MAKING A KILLING: The Killing of a Sacred Deer, Murder on the Orient Express


First, a word from our sponsors: I am now offering a new consultation service: so much emphasis has been given lately to the importance of the opening of your screenplay, I now offer coverage for the first twenty pages at the cost of $20.00.  For those who don’t want to have full coverage on their screenplay at this time, but want to know how well their script is working with the opening pages, this is perfect for you.  I’ll help you not lose the reader on page one. 
 
Ever wonder what a reader for a contest or agency thinks when he reads your screenplay?  FosCheck out my new e-book published on Amazon: Rantings and Ravings of a Screenplay Reader, including my series of essays, What I Learned Reading for Contests This Year, and my film reviews of 2013.  Only $2.99. http://ow.ly/xN31r
 
and check out my Script Consultation Services: http://ow.ly/HPxKE
Warning: SPOILERS
When I saw writer/director Yorgos Lanthimos and writer Efthymis Filippou’s earlier film Dogtooth, I must be honest and say I didn’t have the most favorable reaction and many might consider that odd.
I felt it a rather dated attack on middle class mores that had already been done to death in the 1950’s and 60’s, especially in the off-Broadway theater.
But then I saw The Lobster, their last film, an hysterical satire and social commentary on love and relationships and the society that promotes them.
And now I’ve seen their latest, The Killing of a Sacred Deer, and I realized I was partially right about my earlier analysis because the more I see of their work, the more I realize the turgid social commentary of those decades are not their main influences. Rather, these two artists are the 21st Century embodiment of the existentialist/theater of the absurd practitioners like Beckett, Ionesco, Sartre, Albee and others of that ilk. Continue reading

I’M SUPER. THANKS FOR ASKING: The Lego Batman Movie and Logan


For questions: hcasner@aol.com
First, a word from our sponsors: I wanted to say thank you to everyone who contributed to our Indiegogo campaign for 15 Conversations in 10 Minutes. We did very well due to you folks. For those who weren’t able to give, keep us in your thoughts. And if you are able to contribute in the future, contact me and I’ll tell you how. I will even honor the perks on the original campaign.
I am now offering a new consultation service: so much emphasis has been given lately to the importance of the opening of your screenplay, I now offer coverage for the first twenty pages at the cost of $20.00.  For those who don’t want to have full coverage on their screenplay at this time, but want to know how well their script is working with the opening pages, this is perfect for you.  I’ll help you not lose the reader on page one. 
 
Ever wonder what a reader for a contest or agency thinks when he reads your screenplay?  FosCheck out my new e-book published on Amazon: Rantings and Ravings of a Screenplay Reader, including my series of essays, What I Learned Reading for Contests This Year, and my film reviews of 2013.  Only $2.99. http://ow.ly/xN31r
 
and check out my Script Consultation Services: http://ow.ly/HPxKE
Warning: SPOILERS
The LEGO Batman Movie is not a sequel to the wonderful, OMG can you still not believe it not only didn’t win Best Animated Feature at the 2014 Oscars, it wasn’t even nominated, The Lego Movie, but, rather, the newest entry in the franchise.

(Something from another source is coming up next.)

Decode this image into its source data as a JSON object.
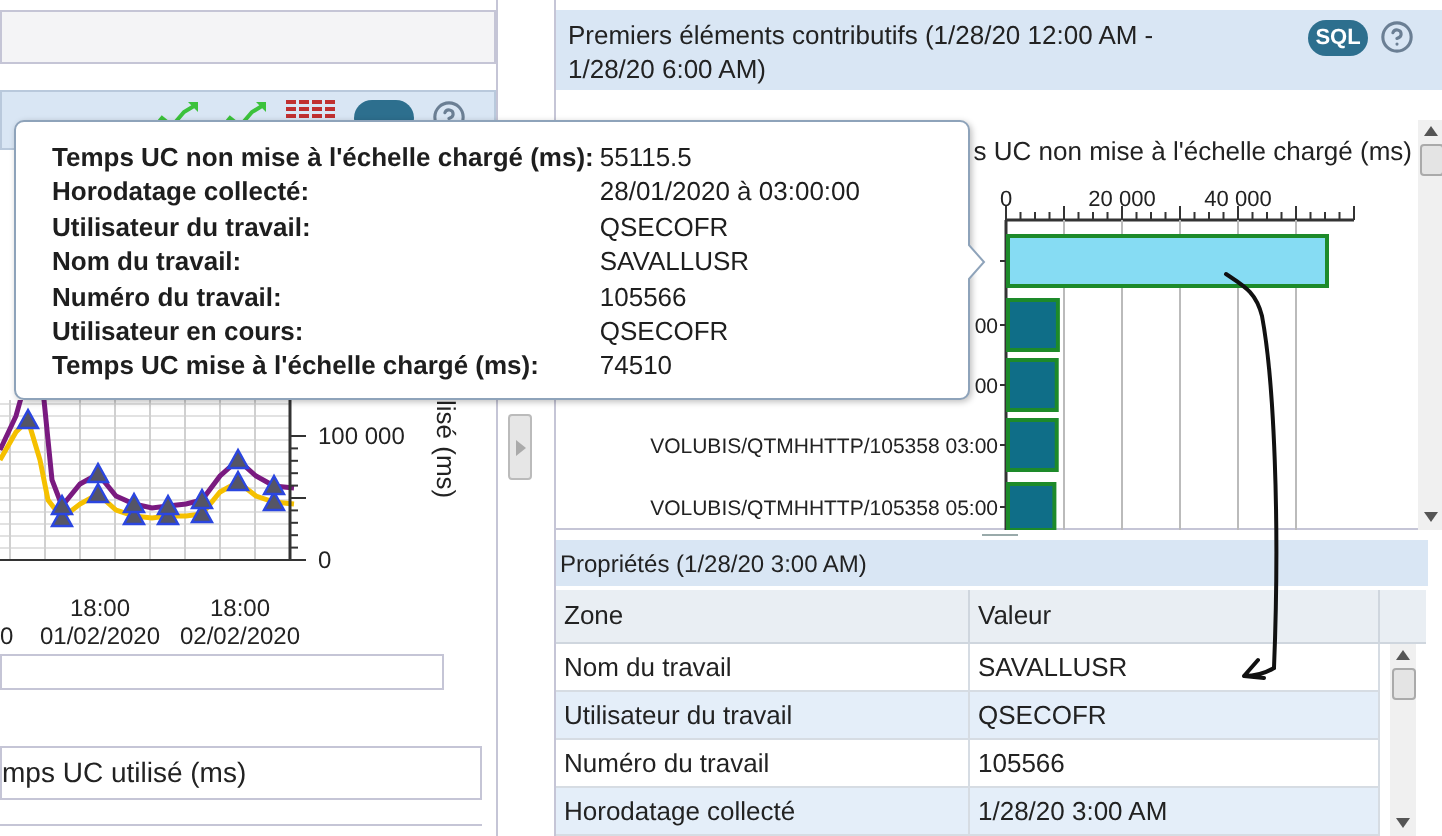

For those of you into esoteric movie references, that’s like the difference between Road to Zanzibar and, say, After the Thin Man.
The Lego Movie was a film that wouldn’t stop and carried you along on its ridiculous back never giving you time to think about it. It had something to say about being a drone versus being a child again, but what made it work was the theme being so secondary you might have missed it and not realize (as one politician didn’t) that the main song, Everything is Awesome, was ironic.
The LEGO Batman movie starts out the same way as action, action, action drives the story backed by a great deal of wit and cleverness. And the opening scenes suggest a movie with all the positives and pleasures of the first one. Continue reading